==== Available records ====

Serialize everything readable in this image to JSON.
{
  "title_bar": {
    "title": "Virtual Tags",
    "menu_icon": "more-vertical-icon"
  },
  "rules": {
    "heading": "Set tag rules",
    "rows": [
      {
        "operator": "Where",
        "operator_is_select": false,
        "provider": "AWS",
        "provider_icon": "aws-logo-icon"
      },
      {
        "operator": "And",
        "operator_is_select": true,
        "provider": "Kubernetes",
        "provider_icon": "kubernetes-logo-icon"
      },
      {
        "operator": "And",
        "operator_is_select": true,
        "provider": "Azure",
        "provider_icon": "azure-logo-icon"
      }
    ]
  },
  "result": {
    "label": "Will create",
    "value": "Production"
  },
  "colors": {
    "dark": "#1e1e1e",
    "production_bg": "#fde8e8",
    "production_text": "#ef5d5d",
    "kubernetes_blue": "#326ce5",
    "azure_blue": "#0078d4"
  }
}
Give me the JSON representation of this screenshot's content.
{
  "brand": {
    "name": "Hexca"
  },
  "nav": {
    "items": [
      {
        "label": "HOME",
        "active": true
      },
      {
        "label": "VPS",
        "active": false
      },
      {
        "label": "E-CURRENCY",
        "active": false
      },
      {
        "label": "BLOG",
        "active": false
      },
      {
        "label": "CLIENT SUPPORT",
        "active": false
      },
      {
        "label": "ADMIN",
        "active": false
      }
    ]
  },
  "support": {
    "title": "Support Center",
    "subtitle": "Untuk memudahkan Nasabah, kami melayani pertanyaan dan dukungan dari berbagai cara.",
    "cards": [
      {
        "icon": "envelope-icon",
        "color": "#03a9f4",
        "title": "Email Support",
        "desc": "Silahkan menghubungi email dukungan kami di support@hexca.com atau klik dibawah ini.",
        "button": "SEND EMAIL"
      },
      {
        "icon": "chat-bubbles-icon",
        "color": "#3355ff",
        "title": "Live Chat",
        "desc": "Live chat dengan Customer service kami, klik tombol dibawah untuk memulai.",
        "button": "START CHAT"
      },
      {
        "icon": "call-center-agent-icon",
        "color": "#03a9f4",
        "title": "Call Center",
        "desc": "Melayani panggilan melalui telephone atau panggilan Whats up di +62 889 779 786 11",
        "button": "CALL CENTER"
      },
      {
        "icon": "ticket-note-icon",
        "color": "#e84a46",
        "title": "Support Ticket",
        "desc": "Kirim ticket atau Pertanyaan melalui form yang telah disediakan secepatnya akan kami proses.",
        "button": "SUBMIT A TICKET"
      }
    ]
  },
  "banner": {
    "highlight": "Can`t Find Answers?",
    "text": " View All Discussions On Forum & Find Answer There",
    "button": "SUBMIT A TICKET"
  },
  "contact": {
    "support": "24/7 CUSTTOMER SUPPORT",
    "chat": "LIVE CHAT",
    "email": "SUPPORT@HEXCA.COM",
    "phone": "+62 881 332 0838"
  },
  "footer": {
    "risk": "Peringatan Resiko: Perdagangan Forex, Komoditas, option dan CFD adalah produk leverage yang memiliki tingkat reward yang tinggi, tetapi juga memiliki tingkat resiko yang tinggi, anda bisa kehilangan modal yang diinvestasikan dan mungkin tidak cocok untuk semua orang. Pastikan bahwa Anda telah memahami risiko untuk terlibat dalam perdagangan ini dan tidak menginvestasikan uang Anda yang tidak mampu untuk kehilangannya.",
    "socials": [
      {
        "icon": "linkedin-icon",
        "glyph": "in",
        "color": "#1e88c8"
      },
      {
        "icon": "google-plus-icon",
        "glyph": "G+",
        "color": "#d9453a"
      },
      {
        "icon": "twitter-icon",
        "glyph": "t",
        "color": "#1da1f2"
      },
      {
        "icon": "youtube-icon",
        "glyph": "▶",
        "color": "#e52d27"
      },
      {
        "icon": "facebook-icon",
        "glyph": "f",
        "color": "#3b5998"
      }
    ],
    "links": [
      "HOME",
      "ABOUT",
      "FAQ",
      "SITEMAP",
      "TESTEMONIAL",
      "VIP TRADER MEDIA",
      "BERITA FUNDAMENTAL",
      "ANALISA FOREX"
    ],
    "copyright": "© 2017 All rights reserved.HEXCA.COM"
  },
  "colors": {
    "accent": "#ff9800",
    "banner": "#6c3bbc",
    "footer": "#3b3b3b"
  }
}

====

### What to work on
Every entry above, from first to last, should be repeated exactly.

### Reply to the task
Serialize everything readable in this image to JSON.
{
  "title_bar": {
    "title": "Virtual Tags",
    "menu_icon": "more-vertical-icon"
  },
  "rules": {
    "heading": "Set tag rules",
    "rows": [
      {
        "operator": "Where",
        "operator_is_select": false,
        "provider": "AWS",
        "provider_icon": "aws-logo-icon"
      },
      {
        "operator": "And",
        "operator_is_select": true,
        "provider": "Kubernetes",
        "provider_icon": "kubernetes-logo-icon"
      },
      {
        "operator": "And",
        "operator_is_select": true,
        "provider": "Azure",
        "provider_icon": "azure-logo-icon"
      }
    ]
  },
  "result": {
    "label": "Will create",
    "value": "Production"
  },
  "colors": {
    "dark": "#1e1e1e",
    "production_bg": "#fde8e8",
    "production_text": "#ef5d5d",
    "kubernetes_blue": "#326ce5",
    "azure_blue": "#0078d4"
  }
}
Give me the JSON representation of this screenshot's content.
{
  "brand": {
    "name": "Hexca"
  },
  "nav": {
    "items": [
      {
        "label": "HOME",
        "active": true
      },
      {
        "label": "VPS",
        "active": false
      },
      {
        "label": "E-CURRENCY",
        "active": false
      },
      {
        "label": "BLOG",
        "active": false
      },
      {
        "label": "CLIENT SUPPORT",
        "active": false
      },
      {
        "label": "ADMIN",
        "active": false
      }
    ]
  },
  "support": {
    "title": "Support Center",
    "subtitle": "Untuk memudahkan Nasabah, kami melayani pertanyaan dan dukungan dari berbagai cara.",
    "cards": [
      {
        "icon": "envelope-icon",
        "color": "#03a9f4",
        "title": "Email Support",
        "desc": "Silahkan menghubungi email dukungan kami di support@hexca.com atau klik dibawah ini.",
        "button": "SEND EMAIL"
      },
      {
        "icon": "chat-bubbles-icon",
        "color": "#3355ff",
        "title": "Live Chat",
        "desc": "Live chat dengan Customer service kami, klik tombol dibawah untuk memulai.",
        "button": "START CHAT"
      },
      {
        "icon": "call-center-agent-icon",
        "color": "#03a9f4",
        "title": "Call Center",
        "desc": "Melayani panggilan melalui telephone atau panggilan Whats up di +62 889 779 786 11",
        "button": "CALL CENTER"
      },
      {
        "icon": "ticket-note-icon",
        "color": "#e84a46",
        "title": "Support Ticket",
        "desc": "Kirim ticket atau Pertanyaan melalui form yang telah disediakan secepatnya akan kami proses.",
        "button": "SUBMIT A TICKET"
      }
    ]
  },
  "banner": {
    "highlight": "Can`t Find Answers?",
    "text": " View All Discussions On Forum & Find Answer There",
    "button": "SUBMIT A TICKET"
  },
  "contact": {
    "support": "24/7 CUSTTOMER SUPPORT",
    "chat": "LIVE CHAT",
    "email": "SUPPORT@HEXCA.COM",
    "phone": "+62 881 332 0838"
  },
  "footer": {
    "risk": "Peringatan Resiko: Perdagangan Forex, Komoditas, option dan CFD adalah produk leverage yang memiliki tingkat reward yang tinggi, tetapi juga memiliki tingkat resiko yang tinggi, anda bisa kehilangan modal yang diinvestasikan dan mungkin tidak cocok untuk semua orang. Pastikan bahwa Anda telah memahami risiko untuk terlibat dalam perdagangan ini dan tidak menginvestasikan uang Anda yang tidak mampu untuk kehilangannya.",
    "socials": [
      {
        "icon": "linkedin-icon",
        "glyph": "in",
        "color": "#1e88c8"
      },
      {
        "icon": "google-plus-icon",
        "glyph": "G+",
        "color": "#d9453a"
      },
      {
        "icon": "twitter-icon",
        "glyph": "t",
        "color": "#1da1f2"
      },
      {
        "icon": "youtube-icon",
        "glyph": "▶",
        "color": "#e52d27"
      },
      {
        "icon": "facebook-icon",
        "glyph": "f",
        "color": "#3b5998"
      }
    ],
    "links": [
      "HOME",
      "ABOUT",
      "FAQ",
      "SITEMAP",
      "TESTEMONIAL",
      "VIP TRADER MEDIA",
      "BERITA FUNDAMENTAL",
      "ANALISA FOREX"
    ],
    "copyright": "© 2017 All rights reserved.HEXCA.COM"
  },
  "colors": {
    "accent": "#ff9800",
    "banner": "#6c3bbc",
    "footer": "#3b3b3b"
  }
}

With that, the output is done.